The CH25 lounge chair, like many of Hans J. Wegner’s other iconic designs, is clean and simple in its distinctive shape. But its introduction caused a stir due to Wegner’s choice of materials on the backrest and seat. The woven paper cord, a replacement for seagrass developed during World War II, had not been used in furniture before. However, Wegner was enthusiastic about the look of the material and its non-stretching and optimal durability, and so were generations after him.
The CH25 lounge chair has remained tremendously popular and has been in continuous production since 1950: a testament to Wegner’s visionary approach.
It takes a skilled craftsman 10 hours and approximately 400 meters of paper cord to complete one seat and backrest by hand, using a particular technique resembling weaving, which is visible on both sides of the backrest. The striking result of this exacting process is an exceptional chair that is fascinating from all angles.
Dimensions W71 x D73 x H73 cm
Materials solid oak or walnut, papercord
CH25 Lounge chair
Hans J. Wegner
Hans J. Wegner was born in 1914 in Tønder, Denmark, the son of a shoemaker. At the age of 17, he finished his apprenticeship as a cabinetmaker with H. F. Stahlberg, in whose workshops Wegner’s first design experiments took form. He moved to Copenhagen as a 20 year-old, and attended the School of Arts and Crafts from 1936 – 1938 before he began working as an architect.
As a young architect, Wegner joined Arne Jacobsen and Erik Møller in Århus, working on furniture design for the new Århus city hall in 1940. It was during the same year that Wegner began collaborating with master cabinetmaker, Johannes Hansen, who was a driving force in bringing new furniture design to the Danish public.
The Copenhagen Museum of Art and Industry acquired its first Wegner chair in 1942.
Wegner started his own design office in 1943. It was in 1944 that he designed the first “Chinese chair” in a series of new chairs that were inspired by portraits of Danish merchants sitting in Ming chairs.

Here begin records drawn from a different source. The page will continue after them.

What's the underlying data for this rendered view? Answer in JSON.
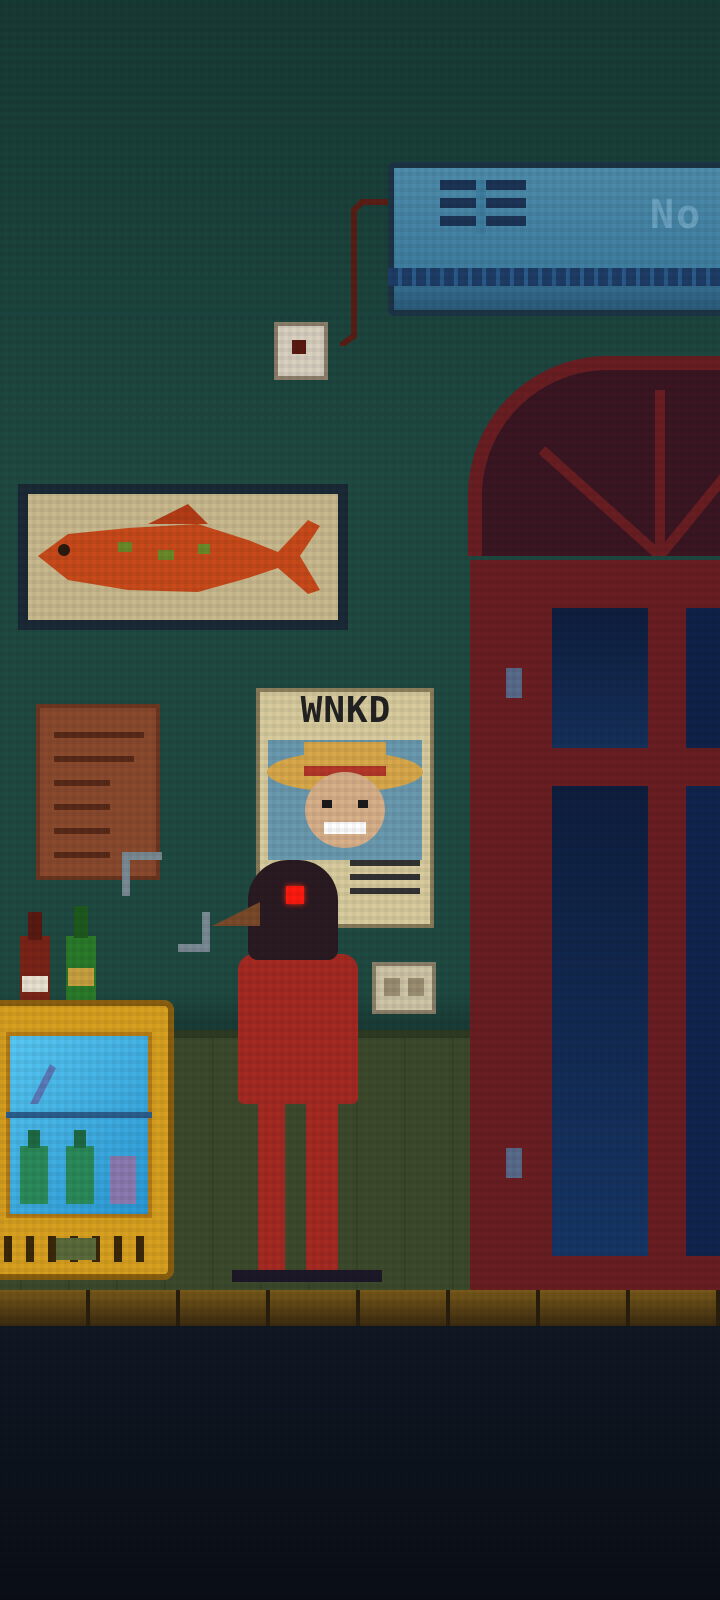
{
  "scene": {
    "name": "bar-interior",
    "ac_unit": {
      "label": "No"
    },
    "wanted_poster": {
      "title": "WNKD"
    },
    "colors": {
      "wall": "#1f4a42",
      "door": "#6a1e22",
      "fridge": "#d8a020",
      "fridge_glass": "#3aaee4",
      "figure_eye": "#ff1a10",
      "figure_body": "#a42a22"
    },
    "icons": [
      "air-conditioner-icon",
      "wall-socket-icon",
      "fish-painting-icon",
      "wanted-poster-icon",
      "note-paper-icon",
      "light-switch-icon",
      "door-icon",
      "fridge-icon",
      "bottle-icon",
      "plague-doctor-figure-icon",
      "selection-cursor-icon"
    ]
  }
}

One of these chairs, the “Wishbone Chair”, designed in 1949 and produced by Carl Hansen & Son in Odense since 1950, became the most successful of all Wegner chairs.
Among Danish furniture designers, Hans J. Wegner is considered one of the most creative and productive. He has received practically every major recognition given to designers, including the Lunning prize, the grand prix of the Milan Triennale, Sweden’s Prince Eugen medal and the Danish Eckersberg medal. Wegner is an honorary Royal designer for industry of the Royal Society of Arts in London. Almost all of the world’s major design museums – from The Museum of Modern Art in New York to Die Neue Sammlung in Munich – include his furniture in their collections.

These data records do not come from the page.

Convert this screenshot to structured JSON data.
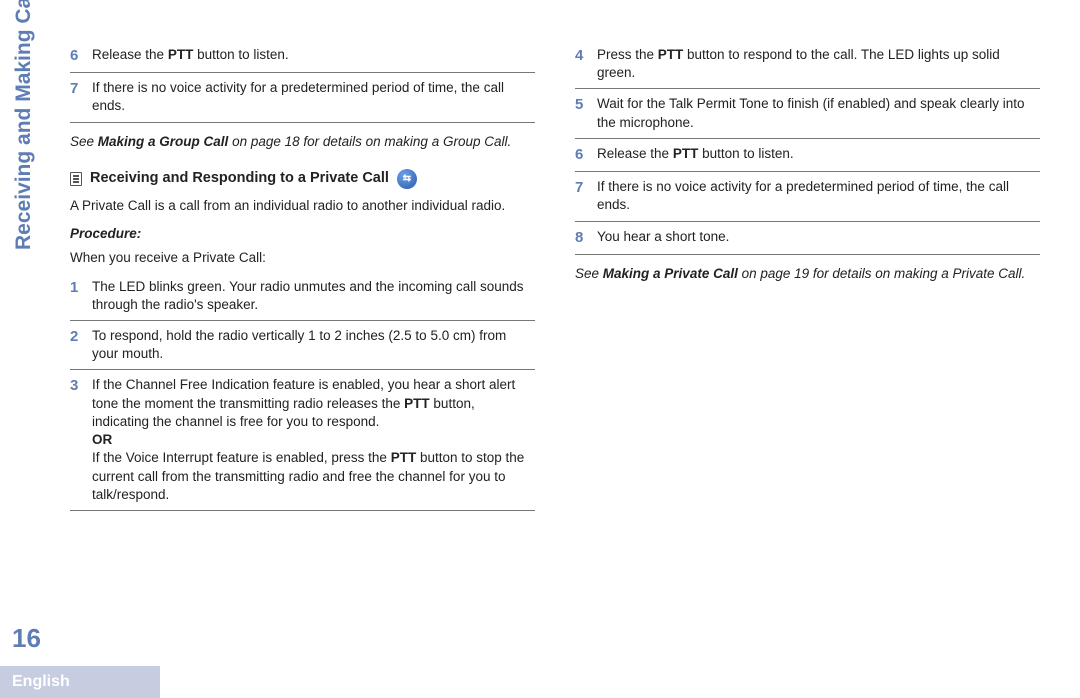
{
  "sidebar": {
    "title": "Receiving and Making Calls"
  },
  "page_number": "16",
  "footer": "English",
  "left": {
    "pre_steps": [
      {
        "num": "6",
        "body_parts": [
          "Release the ",
          "PTT",
          " button to listen."
        ]
      },
      {
        "num": "7",
        "body_parts": [
          "If there is no voice activity for a predetermined period of time, the call ends."
        ]
      }
    ],
    "note_parts": [
      "See ",
      "Making a Group Call",
      " on page 18 for details on making a Group Call."
    ],
    "subheading": "Receiving and Responding to a Private Call",
    "intro": "A Private Call is a call from an individual radio to another individual radio.",
    "procedure_label": "Procedure:",
    "intro2": "When you receive a Private Call:",
    "steps": [
      {
        "num": "1",
        "body_parts": [
          "The LED blinks green. Your radio unmutes and the incoming call sounds through the radio's speaker."
        ]
      },
      {
        "num": "2",
        "body_parts": [
          "To respond, hold the radio vertically 1 to 2 inches (2.5 to 5.0 cm) from your mouth."
        ]
      },
      {
        "num": "3",
        "body_parts": [
          "If the Channel Free Indication feature is enabled, you hear a short alert tone the moment the transmitting radio releases the ",
          "PTT",
          " button, indicating the channel is free for you to respond."
        ],
        "or": "OR",
        "body2_parts": [
          "If the Voice Interrupt feature is enabled, press the ",
          "PTT",
          " button to stop the current call from the transmitting radio and free the channel for you to talk/respond."
        ]
      }
    ]
  },
  "right": {
    "steps": [
      {
        "num": "4",
        "body_parts": [
          "Press the ",
          "PTT",
          " button to respond to the call. The LED lights up solid green."
        ]
      },
      {
        "num": "5",
        "body_parts": [
          "Wait for the Talk Permit Tone to finish (if enabled) and speak clearly into the microphone."
        ]
      },
      {
        "num": "6",
        "body_parts": [
          "Release the ",
          "PTT",
          " button to listen."
        ]
      },
      {
        "num": "7",
        "body_parts": [
          "If there is no voice activity for a predetermined period of time, the call ends."
        ]
      },
      {
        "num": "8",
        "body_parts": [
          "You hear a short tone."
        ]
      }
    ],
    "note_parts": [
      "See ",
      "Making a Private Call",
      " on page 19 for details on making a Private Call."
    ]
  },
  "circle_icon_glyph": "⇆"
}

Hans J. Wegner died in Denmark in January, 2007.
Hans J. Wegner’s contribution to Danish Modern:
- First a cabinetmaker, then a designer: integrates exacting joinery techniques and exquisite form.
- A deep respect for wood and its characteristics – and an abiding curiosity about other natural materials
- Brings an organic, natural softness to formalistic minimalism
- Generally regarded as ”the master of the chair”, with more than 400 chair designs to his name